Yes, it was a disappointment to find that Simon and Garfunkel were not sympathetic with people like me. But I forgave them. How could I not forgive them when they produced songs like The Sound of Silence, Mrs Robinson, and The Boxer, three of the finest pieces of highway music ever written?
The young man you see in the 1968 mining certificate photo above carried I Am a Rock inside himself as a personal anthem for years. If he looks a bit haunted, that’s only because he had just returned from months of wandering through the mountainous green country in southern Mexico and Guatemala, and he’d only recently gazed into a pair of dark beautiful eyes that, although he would soon return to Mexico looking for them, he would never see again.
But in Mexico, where he’d begun to learn Spanish, he’d also begun to learn that shyness and solitude were perceived differently in Spanish culture. In Spanish literature the stories about solitude and solitary people were legion.
But there is no finer recognition of shyness and the solitary mind than in the 1973 song of singer/songwriter Emilio José, Soledad.
The word ‘soledad’ translates as either solitude or aloneness. It is both of those, but in Spanish the meaning seems deeper and richer. The song begins with the singer declaring that his, or her, ‘soledad’ is like a poppy growing alone in a field of wheat. It is a….
criatura primarosa, que no sabe que es hermosa, ni sabe de amor ni enganos.
An ‘exquisite creature that doesn’t know that it is beautiful, and knows nothing of love or deception’ (my translation). The singer goes on to say that he wants it to remain that way, so it can continue to be genuine and natural ‘like the clear water that rises happily up from a spring, not knowing where it is going’.
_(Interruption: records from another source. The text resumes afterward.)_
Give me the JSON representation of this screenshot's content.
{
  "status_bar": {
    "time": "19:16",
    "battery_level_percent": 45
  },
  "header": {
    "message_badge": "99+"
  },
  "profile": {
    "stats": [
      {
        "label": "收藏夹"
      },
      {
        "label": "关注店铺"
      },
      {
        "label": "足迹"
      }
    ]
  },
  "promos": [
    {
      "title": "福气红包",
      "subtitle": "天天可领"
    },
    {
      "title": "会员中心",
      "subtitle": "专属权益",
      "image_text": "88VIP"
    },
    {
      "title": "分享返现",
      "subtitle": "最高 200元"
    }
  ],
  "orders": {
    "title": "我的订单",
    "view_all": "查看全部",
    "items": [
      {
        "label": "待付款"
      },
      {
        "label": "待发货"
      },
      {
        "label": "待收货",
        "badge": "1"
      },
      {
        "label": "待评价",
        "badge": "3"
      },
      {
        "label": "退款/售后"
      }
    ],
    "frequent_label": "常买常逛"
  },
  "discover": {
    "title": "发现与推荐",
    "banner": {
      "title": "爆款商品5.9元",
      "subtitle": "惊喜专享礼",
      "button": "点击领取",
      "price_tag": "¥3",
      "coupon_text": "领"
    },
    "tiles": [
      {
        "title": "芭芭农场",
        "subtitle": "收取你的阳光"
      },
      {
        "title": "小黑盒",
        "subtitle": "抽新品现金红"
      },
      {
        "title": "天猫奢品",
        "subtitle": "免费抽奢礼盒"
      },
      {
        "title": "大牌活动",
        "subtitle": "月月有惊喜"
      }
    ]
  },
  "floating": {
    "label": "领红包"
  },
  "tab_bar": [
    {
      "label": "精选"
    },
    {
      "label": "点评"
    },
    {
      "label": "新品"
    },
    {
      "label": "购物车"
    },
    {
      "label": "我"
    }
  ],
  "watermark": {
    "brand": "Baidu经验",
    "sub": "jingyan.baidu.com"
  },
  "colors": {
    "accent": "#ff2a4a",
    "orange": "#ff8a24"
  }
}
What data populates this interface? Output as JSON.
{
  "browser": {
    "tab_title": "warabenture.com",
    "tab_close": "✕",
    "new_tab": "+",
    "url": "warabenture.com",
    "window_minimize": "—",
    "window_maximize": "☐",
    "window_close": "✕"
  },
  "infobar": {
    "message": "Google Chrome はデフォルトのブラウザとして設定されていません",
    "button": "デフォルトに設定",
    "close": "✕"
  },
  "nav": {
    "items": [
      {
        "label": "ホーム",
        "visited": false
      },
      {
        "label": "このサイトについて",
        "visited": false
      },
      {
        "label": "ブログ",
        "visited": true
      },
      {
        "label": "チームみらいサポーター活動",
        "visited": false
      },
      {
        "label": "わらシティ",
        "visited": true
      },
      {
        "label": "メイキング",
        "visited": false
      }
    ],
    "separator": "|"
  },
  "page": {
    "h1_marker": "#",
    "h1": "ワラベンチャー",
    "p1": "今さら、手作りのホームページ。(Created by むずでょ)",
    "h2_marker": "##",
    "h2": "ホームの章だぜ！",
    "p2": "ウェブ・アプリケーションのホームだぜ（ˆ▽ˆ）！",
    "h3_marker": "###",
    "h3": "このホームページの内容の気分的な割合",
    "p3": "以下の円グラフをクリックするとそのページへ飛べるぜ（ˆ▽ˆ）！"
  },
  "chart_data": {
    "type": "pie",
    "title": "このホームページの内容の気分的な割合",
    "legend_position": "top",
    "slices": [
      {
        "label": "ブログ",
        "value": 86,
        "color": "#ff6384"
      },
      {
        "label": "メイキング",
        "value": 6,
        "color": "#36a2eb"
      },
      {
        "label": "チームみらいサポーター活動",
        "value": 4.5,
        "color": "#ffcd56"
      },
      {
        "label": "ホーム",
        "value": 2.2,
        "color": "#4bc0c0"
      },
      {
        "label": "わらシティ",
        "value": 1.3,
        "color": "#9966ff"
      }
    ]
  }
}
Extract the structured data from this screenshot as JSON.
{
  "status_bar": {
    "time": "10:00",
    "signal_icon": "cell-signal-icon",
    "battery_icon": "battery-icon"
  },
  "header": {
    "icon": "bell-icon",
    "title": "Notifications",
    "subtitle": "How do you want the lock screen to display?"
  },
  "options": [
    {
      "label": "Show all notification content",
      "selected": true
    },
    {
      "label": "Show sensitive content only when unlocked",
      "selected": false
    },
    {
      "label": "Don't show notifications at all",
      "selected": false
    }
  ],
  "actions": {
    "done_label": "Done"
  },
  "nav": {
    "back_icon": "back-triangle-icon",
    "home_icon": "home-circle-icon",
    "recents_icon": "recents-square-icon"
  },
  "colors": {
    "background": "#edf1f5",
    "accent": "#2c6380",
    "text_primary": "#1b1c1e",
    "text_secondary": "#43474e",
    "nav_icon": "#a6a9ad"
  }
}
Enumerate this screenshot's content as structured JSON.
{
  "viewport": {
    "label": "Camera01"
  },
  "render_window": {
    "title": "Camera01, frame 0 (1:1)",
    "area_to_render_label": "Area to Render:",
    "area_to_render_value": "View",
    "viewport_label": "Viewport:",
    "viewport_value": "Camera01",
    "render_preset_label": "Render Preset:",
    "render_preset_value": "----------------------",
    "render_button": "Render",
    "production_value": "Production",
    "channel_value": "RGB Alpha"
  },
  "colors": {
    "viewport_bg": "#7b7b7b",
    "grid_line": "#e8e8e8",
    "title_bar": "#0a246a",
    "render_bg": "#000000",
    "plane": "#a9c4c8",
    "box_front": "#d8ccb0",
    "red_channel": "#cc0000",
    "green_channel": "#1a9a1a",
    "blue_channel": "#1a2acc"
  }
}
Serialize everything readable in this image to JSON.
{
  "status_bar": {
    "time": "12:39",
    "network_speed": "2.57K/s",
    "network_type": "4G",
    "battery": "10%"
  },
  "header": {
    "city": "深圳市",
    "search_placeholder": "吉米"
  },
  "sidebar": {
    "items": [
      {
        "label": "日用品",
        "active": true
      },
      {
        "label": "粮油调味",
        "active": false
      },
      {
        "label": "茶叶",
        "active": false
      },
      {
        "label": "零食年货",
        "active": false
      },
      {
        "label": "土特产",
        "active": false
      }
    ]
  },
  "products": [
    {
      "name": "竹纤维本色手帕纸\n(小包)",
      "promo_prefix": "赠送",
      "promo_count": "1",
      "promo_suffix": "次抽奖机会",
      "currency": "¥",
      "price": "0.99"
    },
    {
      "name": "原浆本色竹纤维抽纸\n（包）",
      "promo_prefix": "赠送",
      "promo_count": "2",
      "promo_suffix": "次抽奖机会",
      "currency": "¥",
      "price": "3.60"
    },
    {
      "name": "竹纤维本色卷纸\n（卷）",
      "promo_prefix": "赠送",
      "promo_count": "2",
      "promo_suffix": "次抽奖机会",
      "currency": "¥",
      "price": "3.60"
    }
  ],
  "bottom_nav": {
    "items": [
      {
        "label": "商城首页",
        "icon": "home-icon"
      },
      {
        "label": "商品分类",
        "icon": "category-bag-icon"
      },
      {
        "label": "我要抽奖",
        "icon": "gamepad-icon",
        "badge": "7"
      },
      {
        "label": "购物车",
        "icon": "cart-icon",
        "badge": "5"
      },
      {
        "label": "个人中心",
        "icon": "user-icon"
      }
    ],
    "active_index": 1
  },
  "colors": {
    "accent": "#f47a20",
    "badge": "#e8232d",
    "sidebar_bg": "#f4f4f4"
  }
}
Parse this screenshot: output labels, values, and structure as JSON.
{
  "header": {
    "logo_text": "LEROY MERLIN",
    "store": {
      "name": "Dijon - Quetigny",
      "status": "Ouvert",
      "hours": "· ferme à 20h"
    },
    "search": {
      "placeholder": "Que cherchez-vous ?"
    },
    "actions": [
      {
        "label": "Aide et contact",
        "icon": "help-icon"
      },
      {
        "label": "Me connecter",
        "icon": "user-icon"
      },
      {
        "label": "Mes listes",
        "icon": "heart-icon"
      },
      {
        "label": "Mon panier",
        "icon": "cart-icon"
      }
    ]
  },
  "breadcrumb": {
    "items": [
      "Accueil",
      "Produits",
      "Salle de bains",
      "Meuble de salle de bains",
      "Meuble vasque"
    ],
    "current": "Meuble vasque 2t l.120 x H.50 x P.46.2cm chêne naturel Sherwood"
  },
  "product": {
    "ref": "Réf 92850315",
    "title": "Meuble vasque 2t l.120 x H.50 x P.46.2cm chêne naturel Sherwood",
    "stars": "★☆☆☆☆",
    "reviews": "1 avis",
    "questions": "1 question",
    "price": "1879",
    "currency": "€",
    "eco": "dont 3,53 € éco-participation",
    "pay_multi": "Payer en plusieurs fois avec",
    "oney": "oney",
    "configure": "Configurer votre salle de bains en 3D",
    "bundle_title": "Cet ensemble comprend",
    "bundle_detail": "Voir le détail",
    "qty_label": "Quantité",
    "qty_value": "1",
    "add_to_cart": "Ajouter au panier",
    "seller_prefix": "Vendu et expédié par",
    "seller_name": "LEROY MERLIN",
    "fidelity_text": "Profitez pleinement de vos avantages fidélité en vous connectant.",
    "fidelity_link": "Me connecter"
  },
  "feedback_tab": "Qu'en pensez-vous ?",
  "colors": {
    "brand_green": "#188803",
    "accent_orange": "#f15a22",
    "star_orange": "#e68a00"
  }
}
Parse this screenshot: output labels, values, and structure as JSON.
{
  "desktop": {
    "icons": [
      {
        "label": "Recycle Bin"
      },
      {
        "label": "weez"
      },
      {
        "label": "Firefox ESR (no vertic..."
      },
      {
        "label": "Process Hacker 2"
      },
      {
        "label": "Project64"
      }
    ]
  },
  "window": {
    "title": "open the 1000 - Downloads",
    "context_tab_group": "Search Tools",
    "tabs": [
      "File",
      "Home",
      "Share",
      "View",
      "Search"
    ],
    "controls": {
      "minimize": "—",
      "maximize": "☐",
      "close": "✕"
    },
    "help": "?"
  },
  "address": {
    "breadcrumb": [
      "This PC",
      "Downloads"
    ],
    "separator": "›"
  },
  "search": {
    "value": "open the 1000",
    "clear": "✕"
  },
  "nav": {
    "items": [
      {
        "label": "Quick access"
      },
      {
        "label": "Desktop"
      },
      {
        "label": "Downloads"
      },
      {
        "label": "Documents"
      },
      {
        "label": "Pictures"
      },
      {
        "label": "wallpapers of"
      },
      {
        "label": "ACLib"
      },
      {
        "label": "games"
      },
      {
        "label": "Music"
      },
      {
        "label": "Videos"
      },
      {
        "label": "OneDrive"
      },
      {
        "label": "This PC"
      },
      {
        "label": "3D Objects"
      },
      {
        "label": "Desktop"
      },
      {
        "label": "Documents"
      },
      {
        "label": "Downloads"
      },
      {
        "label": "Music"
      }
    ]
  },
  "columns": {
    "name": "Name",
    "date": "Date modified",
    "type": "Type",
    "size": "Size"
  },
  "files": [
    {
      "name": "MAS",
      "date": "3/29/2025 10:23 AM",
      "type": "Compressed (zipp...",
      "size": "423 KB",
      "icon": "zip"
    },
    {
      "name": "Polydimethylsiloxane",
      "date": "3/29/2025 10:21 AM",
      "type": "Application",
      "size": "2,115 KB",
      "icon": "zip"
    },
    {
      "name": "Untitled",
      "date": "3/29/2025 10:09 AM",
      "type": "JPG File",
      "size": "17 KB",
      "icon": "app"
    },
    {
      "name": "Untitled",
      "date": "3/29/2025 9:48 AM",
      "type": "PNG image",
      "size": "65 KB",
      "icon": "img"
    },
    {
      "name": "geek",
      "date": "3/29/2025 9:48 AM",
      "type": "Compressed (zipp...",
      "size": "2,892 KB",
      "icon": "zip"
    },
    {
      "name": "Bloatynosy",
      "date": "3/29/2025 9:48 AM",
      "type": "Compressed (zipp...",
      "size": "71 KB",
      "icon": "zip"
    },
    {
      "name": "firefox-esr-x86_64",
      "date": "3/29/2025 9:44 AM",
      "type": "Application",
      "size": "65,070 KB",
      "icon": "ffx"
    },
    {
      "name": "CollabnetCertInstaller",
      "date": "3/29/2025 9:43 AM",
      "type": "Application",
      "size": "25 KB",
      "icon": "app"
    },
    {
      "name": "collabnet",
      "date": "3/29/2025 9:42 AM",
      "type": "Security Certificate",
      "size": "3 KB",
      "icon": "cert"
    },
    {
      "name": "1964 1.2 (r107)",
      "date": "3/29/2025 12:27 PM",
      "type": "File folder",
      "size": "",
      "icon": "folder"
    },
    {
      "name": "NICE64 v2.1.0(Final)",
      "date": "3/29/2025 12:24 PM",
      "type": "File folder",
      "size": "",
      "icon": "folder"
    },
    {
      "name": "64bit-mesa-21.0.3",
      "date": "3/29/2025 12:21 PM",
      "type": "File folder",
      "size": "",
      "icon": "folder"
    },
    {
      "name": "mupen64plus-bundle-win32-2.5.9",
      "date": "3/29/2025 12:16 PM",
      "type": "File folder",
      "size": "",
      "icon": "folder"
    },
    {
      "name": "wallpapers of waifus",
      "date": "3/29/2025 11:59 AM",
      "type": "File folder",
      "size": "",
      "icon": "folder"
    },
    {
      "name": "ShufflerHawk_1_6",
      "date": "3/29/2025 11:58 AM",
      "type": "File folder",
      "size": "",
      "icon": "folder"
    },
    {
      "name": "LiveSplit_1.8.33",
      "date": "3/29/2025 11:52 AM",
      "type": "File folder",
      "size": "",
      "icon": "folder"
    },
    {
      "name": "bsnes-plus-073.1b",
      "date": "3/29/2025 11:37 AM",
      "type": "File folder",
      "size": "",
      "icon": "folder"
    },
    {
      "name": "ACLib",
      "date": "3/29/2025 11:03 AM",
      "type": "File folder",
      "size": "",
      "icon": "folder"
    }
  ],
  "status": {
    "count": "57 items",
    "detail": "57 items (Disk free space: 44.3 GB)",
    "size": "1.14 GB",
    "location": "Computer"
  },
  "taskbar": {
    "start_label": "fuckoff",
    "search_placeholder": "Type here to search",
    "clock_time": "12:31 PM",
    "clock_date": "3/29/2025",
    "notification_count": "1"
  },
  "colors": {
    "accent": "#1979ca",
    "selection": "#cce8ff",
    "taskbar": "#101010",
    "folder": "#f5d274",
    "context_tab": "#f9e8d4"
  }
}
This is not just an acceptance of shyness and solitary behavior – it is a celebration of them. When I first heard Soledad, it entered my life like a happy spring, and it has never left. The song became famous in Europe, if less so in North America, and deservedly so.
No, in North America you’re not supposed to sing of the beauty of solitude and aloneness, nor its ability to nourish the soul, but that doesn’t mean you can’t sing about it anyway.
Yes, the young man in the photo had begun to learn these things. He’d begun to write the first Alan Conrad stories too, and, although those stories would be all be rejected by publishers over the next forty years, he would never desert them. His experiences in Mexico, combined with the literature and songs of Spanish culture, would be the only antidote he needed to counter the strange pressure that exists in our culture to have everyone think in the same vein, with the same shared set of values. He knew already that he was on an island, and that it would have to be an island of rock if it was not going to be eroded by the sea of North American culture that, despite its professions to the contrary, wants everyone to think alike.